*Exercise requirements:* Top to bottom, output the entries that follow exactly.

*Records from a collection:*
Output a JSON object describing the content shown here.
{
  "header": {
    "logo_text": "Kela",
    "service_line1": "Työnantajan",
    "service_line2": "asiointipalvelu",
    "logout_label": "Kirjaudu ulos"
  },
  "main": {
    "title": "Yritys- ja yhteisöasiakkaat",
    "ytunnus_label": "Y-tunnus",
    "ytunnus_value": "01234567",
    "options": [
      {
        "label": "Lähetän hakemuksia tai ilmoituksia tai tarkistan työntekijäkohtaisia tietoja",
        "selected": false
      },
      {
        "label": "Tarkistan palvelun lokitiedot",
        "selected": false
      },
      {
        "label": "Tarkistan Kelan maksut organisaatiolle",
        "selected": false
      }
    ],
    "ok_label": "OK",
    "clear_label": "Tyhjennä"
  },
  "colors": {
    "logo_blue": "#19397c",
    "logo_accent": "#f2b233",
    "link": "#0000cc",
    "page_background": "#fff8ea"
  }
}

*Exercise result:*
Output a JSON object describing the content shown here.
{
  "header": {
    "logo_text": "Kela",
    "service_line1": "Työnantajan",
    "service_line2": "asiointipalvelu",
    "logout_label": "Kirjaudu ulos"
  },
  "main": {
    "title": "Yritys- ja yhteisöasiakkaat",
    "ytunnus_label": "Y-tunnus",
    "ytunnus_value": "01234567",
    "options": [
      {
        "label": "Lähetän hakemuksia tai ilmoituksia tai tarkistan työntekijäkohtaisia tietoja",
        "selected": false
      },
      {
        "label": "Tarkistan palvelun lokitiedot",
        "selected": false
      },
      {
        "label": "Tarkistan Kelan maksut organisaatiolle",
        "selected": false
      }
    ],
    "ok_label": "OK",
    "clear_label": "Tyhjennä"
  },
  "colors": {
    "logo_blue": "#19397c",
    "logo_accent": "#f2b233",
    "link": "#0000cc",
    "page_background": "#fff8ea"
  }
}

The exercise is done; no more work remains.